(Source records)
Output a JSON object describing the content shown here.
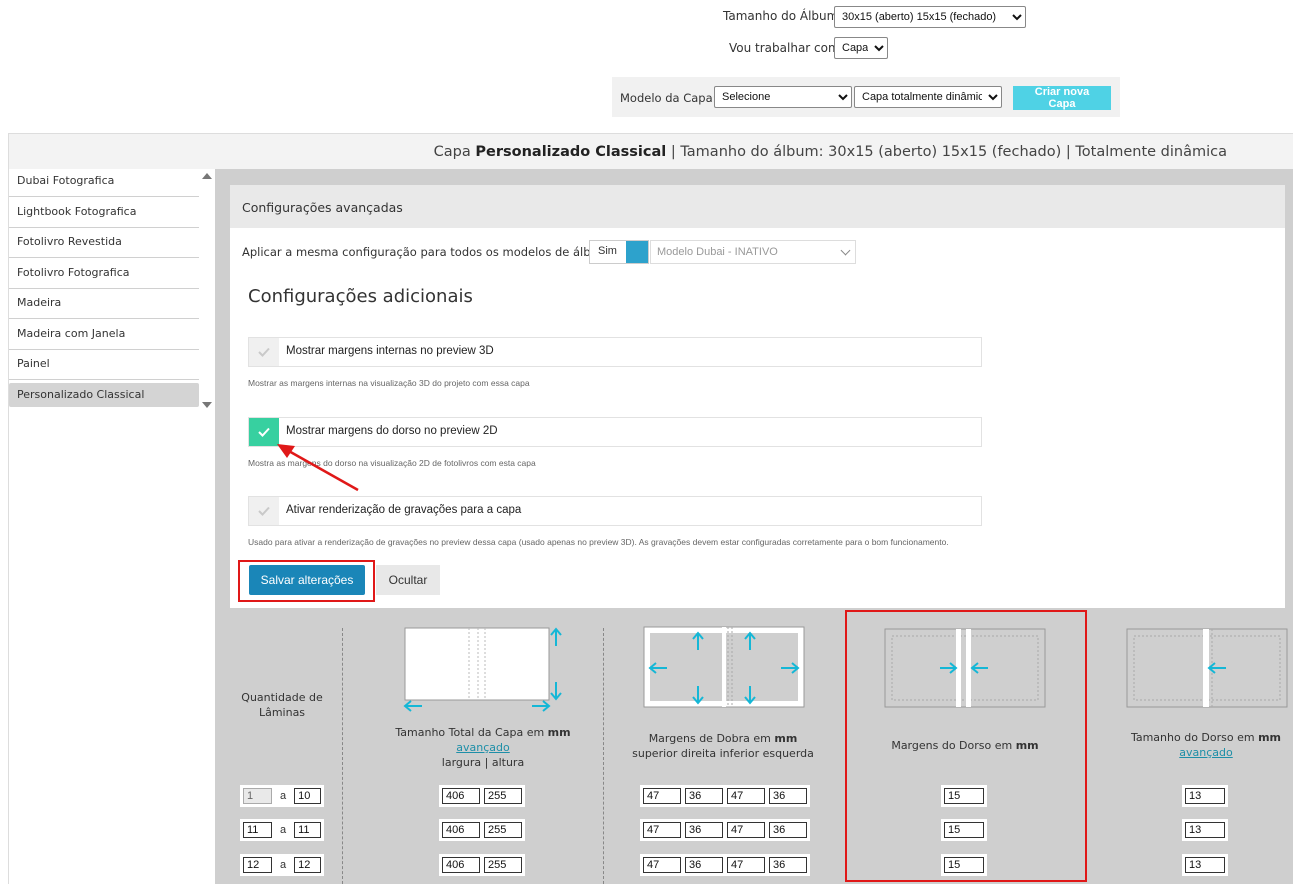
{
  "top": {
    "album_size_label": "Tamanho do Álbum:",
    "album_size_value": "30x15 (aberto) 15x15 (fechado)",
    "work_with_label": "Vou trabalhar com:",
    "work_with_value": "Capa",
    "cover_model_label": "Modelo da Capa:",
    "cover_model_value": "Selecione",
    "cover_type_value": "Capa totalmente dinâmica",
    "new_cover_button": "Criar nova Capa"
  },
  "header": {
    "prefix": "Capa ",
    "cover_name": "Personalizado Classical",
    "rest": " | Tamanho do álbum: 30x15 (aberto) 15x15 (fechado) | Totalmente dinâmica"
  },
  "sidebar": {
    "items": [
      {
        "label": "Dubai Fotografica"
      },
      {
        "label": "Lightbook Fotografica"
      },
      {
        "label": "Fotolivro Revestida"
      },
      {
        "label": "Fotolivro Fotografica"
      },
      {
        "label": "Madeira"
      },
      {
        "label": "Madeira com Janela"
      },
      {
        "label": "Painel"
      },
      {
        "label": "Personalizado Classical"
      }
    ]
  },
  "config": {
    "title": "Configurações avançadas",
    "apply_all_label": "Aplicar a mesma configuração para todos os modelos de álbuns?",
    "toggle_label": "Sim",
    "model_select": "Modelo Dubai - INATIVO",
    "section_title": "Configurações adicionais",
    "options": [
      {
        "label": "Mostrar margens internas no preview 3D",
        "help": "Mostrar as margens internas na visualização 3D do projeto com essa capa",
        "checked": false
      },
      {
        "label": "Mostrar margens do dorso no preview 2D",
        "help": "Mostra as margens do dorso na visualização 2D de fotolivros com esta capa",
        "checked": true
      },
      {
        "label": "Ativar renderização de gravações para a capa",
        "help": "Usado para ativar a renderização de gravações no preview dessa capa (usado apenas no preview 3D). As gravações devem estar configuradas corretamente para o bom funcionamento.",
        "checked": false
      }
    ],
    "save_button": "Salvar alterações",
    "hide_button": "Ocultar"
  },
  "table": {
    "col_qty": {
      "line1": "Quantidade de",
      "line2": "Lâminas"
    },
    "col_total": {
      "title": "Tamanho Total da Capa em ",
      "unit": "mm",
      "link": "avançado",
      "sub": "largura | altura"
    },
    "col_fold": {
      "title": "Margens de Dobra em ",
      "unit": "mm",
      "sub": "superior direita inferior esquerda"
    },
    "col_spine_margin": {
      "title": "Margens do Dorso em ",
      "unit": "mm"
    },
    "col_spine_size": {
      "title": "Tamanho do Dorso em ",
      "unit": "mm",
      "link": "avançado"
    },
    "range_sep": "a",
    "rows": [
      {
        "from": "1",
        "to": "10",
        "width": "406",
        "height": "255",
        "m1": "47",
        "m2": "36",
        "m3": "47",
        "m4": "36",
        "spine_margin": "15",
        "spine_size": "13"
      },
      {
        "from": "11",
        "to": "11",
        "width": "406",
        "height": "255",
        "m1": "47",
        "m2": "36",
        "m3": "47",
        "m4": "36",
        "spine_margin": "15",
        "spine_size": "13"
      },
      {
        "from": "12",
        "to": "12",
        "width": "406",
        "height": "255",
        "m1": "47",
        "m2": "36",
        "m3": "47",
        "m4": "36",
        "spine_margin": "15",
        "spine_size": "13"
      }
    ]
  },
  "colors": {
    "accent": "#1a86b8",
    "cyan": "#15b7d6",
    "check_on": "#37d0a0",
    "highlight": "#e01818"
  }
}
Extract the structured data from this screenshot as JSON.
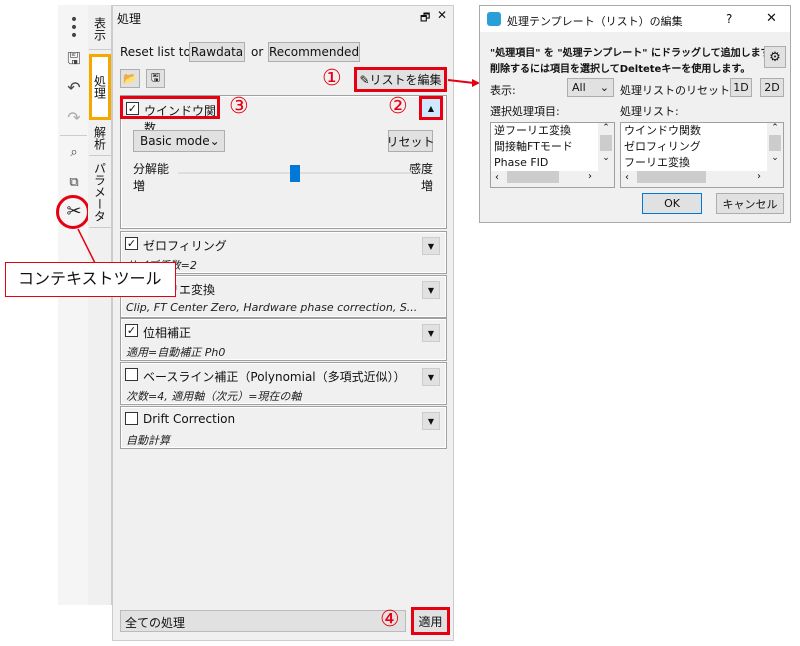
{
  "toolbar": {
    "icons": [
      "more-icon",
      "save-icon",
      "undo-icon",
      "redo-icon",
      "search-icon",
      "zoom-icon",
      "tools-icon"
    ]
  },
  "tabs": [
    "表示",
    "処理",
    "解析",
    "パラメータ"
  ],
  "panel": {
    "title": "処理",
    "reset_label": "Reset list to",
    "rawdata": "Rawdata",
    "or": "or",
    "recommended": "Recommended",
    "edit_list": "リストを編集",
    "window": {
      "title": "ウインドウ関数",
      "checked": true,
      "mode": "Basic mode",
      "reset": "リセット",
      "left_label": "分解能",
      "left_label2": "増",
      "right_label": "感度",
      "right_label2": "増",
      "slider_value": 0.5
    },
    "sections": [
      {
        "title": "ゼロフィリング",
        "sub": "サイズ係数=2",
        "checked": true
      },
      {
        "title": "フーリエ変換",
        "sub": "Clip, FT Center Zero, Hardware phase correction, S...",
        "checked": true
      },
      {
        "title": "位相補正",
        "sub": "適用=自動補正 Ph0",
        "checked": true
      },
      {
        "title": "ベースライン補正（Polynomial（多項式近似））",
        "sub": "次数=4, 適用軸（次元）=現在の軸",
        "checked": false
      },
      {
        "title": "Drift Correction",
        "sub": "自動計算",
        "checked": false
      }
    ],
    "scope": "全ての処理",
    "apply": "適用"
  },
  "annotations": {
    "n1": "①",
    "n2": "②",
    "n3": "③",
    "n4": "④",
    "callout": "コンテキストツール",
    "accent": "#e60012"
  },
  "dialog": {
    "title": "処理テンプレート（リスト）の編集",
    "help": "?",
    "close": "✕",
    "line1": "\"処理項目\" を \"処理テンプレート\" にドラッグして追加します。",
    "line2": "削除するには項目を選択してDelteteキーを使用します。",
    "show_label": "表示:",
    "show_value": "All",
    "reset_label": "処理リストのリセット:",
    "b1d": "1D",
    "b2d": "2D",
    "left_label": "選択処理項目:",
    "right_label": "処理リスト:",
    "left_items": [
      "逆フーリエ変換",
      "間接軸FTモード",
      "Phase FID"
    ],
    "right_items": [
      "ウインドウ関数",
      "ゼロフィリング",
      "フーリエ変換"
    ],
    "ok": "OK",
    "cancel": "キャンセル"
  }
}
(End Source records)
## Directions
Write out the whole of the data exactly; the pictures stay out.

## Answer to this exercise
Output a JSON object describing the content shown here.
{
  "top": {
    "album_size_label": "Tamanho do Álbum:",
    "album_size_value": "30x15 (aberto) 15x15 (fechado)",
    "work_with_label": "Vou trabalhar com:",
    "work_with_value": "Capa",
    "cover_model_label": "Modelo da Capa:",
    "cover_model_value": "Selecione",
    "cover_type_value": "Capa totalmente dinâmica",
    "new_cover_button": "Criar nova Capa"
  },
  "header": {
    "prefix": "Capa ",
    "cover_name": "Personalizado Classical",
    "rest": " | Tamanho do álbum: 30x15 (aberto) 15x15 (fechado) | Totalmente dinâmica"
  },
  "sidebar": {
    "items": [
      {
        "label": "Dubai Fotografica"
      },
      {
        "label": "Lightbook Fotografica"
      },
      {
        "label": "Fotolivro Revestida"
      },
      {
        "label": "Fotolivro Fotografica"
      },
      {
        "label": "Madeira"
      },
      {
        "label": "Madeira com Janela"
      },
      {
        "label": "Painel"
      },
      {
        "label": "Personalizado Classical"
      }
    ]
  },
  "config": {
    "title": "Configurações avançadas",
    "apply_all_label": "Aplicar a mesma configuração para todos os modelos de álbuns?",
    "toggle_label": "Sim",
    "model_select": "Modelo Dubai - INATIVO",
    "section_title": "Configurações adicionais",
    "options": [
      {
        "label": "Mostrar margens internas no preview 3D",
        "help": "Mostrar as margens internas na visualização 3D do projeto com essa capa",
        "checked": false
      },
      {
        "label": "Mostrar margens do dorso no preview 2D",
        "help": "Mostra as margens do dorso na visualização 2D de fotolivros com esta capa",
        "checked": true
      },
      {
        "label": "Ativar renderização de gravações para a capa",
        "help": "Usado para ativar a renderização de gravações no preview dessa capa (usado apenas no preview 3D). As gravações devem estar configuradas corretamente para o bom funcionamento.",
        "checked": false
      }
    ],
    "save_button": "Salvar alterações",
    "hide_button": "Ocultar"
  },
  "table": {
    "col_qty": {
      "line1": "Quantidade de",
      "line2": "Lâminas"
    },
    "col_total": {
      "title": "Tamanho Total da Capa em ",
      "unit": "mm",
      "link": "avançado",
      "sub": "largura | altura"
    },
    "col_fold": {
      "title": "Margens de Dobra em ",
      "unit": "mm",
      "sub": "superior direita inferior esquerda"
    },
    "col_spine_margin": {
      "title": "Margens do Dorso em ",
      "unit": "mm"
    },
    "col_spine_size": {
      "title": "Tamanho do Dorso em ",
      "unit": "mm",
      "link": "avançado"
    },
    "range_sep": "a",
    "rows": [
      {
        "from": "1",
        "to": "10",
        "width": "406",
        "height": "255",
        "m1": "47",
        "m2": "36",
        "m3": "47",
        "m4": "36",
        "spine_margin": "15",
        "spine_size": "13"
      },
      {
        "from": "11",
        "to": "11",
        "width": "406",
        "height": "255",
        "m1": "47",
        "m2": "36",
        "m3": "47",
        "m4": "36",
        "spine_margin": "15",
        "spine_size": "13"
      },
      {
        "from": "12",
        "to": "12",
        "width": "406",
        "height": "255",
        "m1": "47",
        "m2": "36",
        "m3": "47",
        "m4": "36",
        "spine_margin": "15",
        "spine_size": "13"
      }
    ]
  },
  "colors": {
    "accent": "#1a86b8",
    "cyan": "#15b7d6",
    "check_on": "#37d0a0",
    "highlight": "#e01818"
  }
}
Extract the structured data from this screenshot as JSON.
{
  "toolbar": {
    "icons": [
      "more-icon",
      "save-icon",
      "undo-icon",
      "redo-icon",
      "search-icon",
      "zoom-icon",
      "tools-icon"
    ]
  },
  "tabs": [
    "表示",
    "処理",
    "解析",
    "パラメータ"
  ],
  "panel": {
    "title": "処理",
    "reset_label": "Reset list to",
    "rawdata": "Rawdata",
    "or": "or",
    "recommended": "Recommended",
    "edit_list": "リストを編集",
    "window": {
      "title": "ウインドウ関数",
      "checked": true,
      "mode": "Basic mode",
      "reset": "リセット",
      "left_label": "分解能",
      "left_label2": "増",
      "right_label": "感度",
      "right_label2": "増",
      "slider_value": 0.5
    },
    "sections": [
      {
        "title": "ゼロフィリング",
        "sub": "サイズ係数=2",
        "checked": true
      },
      {
        "title": "フーリエ変換",
        "sub": "Clip, FT Center Zero, Hardware phase correction, S...",
        "checked": true
      },
      {
        "title": "位相補正",
        "sub": "適用=自動補正 Ph0",
        "checked": true
      },
      {
        "title": "ベースライン補正（Polynomial（多項式近似））",
        "sub": "次数=4, 適用軸（次元）=現在の軸",
        "checked": false
      },
      {
        "title": "Drift Correction",
        "sub": "自動計算",
        "checked": false
      }
    ],
    "scope": "全ての処理",
    "apply": "適用"
  },
  "annotations": {
    "n1": "①",
    "n2": "②",
    "n3": "③",
    "n4": "④",
    "callout": "コンテキストツール",
    "accent": "#e60012"
  },
  "dialog": {
    "title": "処理テンプレート（リスト）の編集",
    "help": "?",
    "close": "✕",
    "line1": "\"処理項目\" を \"処理テンプレート\" にドラッグして追加します。",
    "line2": "削除するには項目を選択してDelteteキーを使用します。",
    "show_label": "表示:",
    "show_value": "All",
    "reset_label": "処理リストのリセット:",
    "b1d": "1D",
    "b2d": "2D",
    "left_label": "選択処理項目:",
    "right_label": "処理リスト:",
    "left_items": [
      "逆フーリエ変換",
      "間接軸FTモード",
      "Phase FID"
    ],
    "right_items": [
      "ウインドウ関数",
      "ゼロフィリング",
      "フーリエ変換"
    ],
    "ok": "OK",
    "cancel": "キャンセル"
  }
}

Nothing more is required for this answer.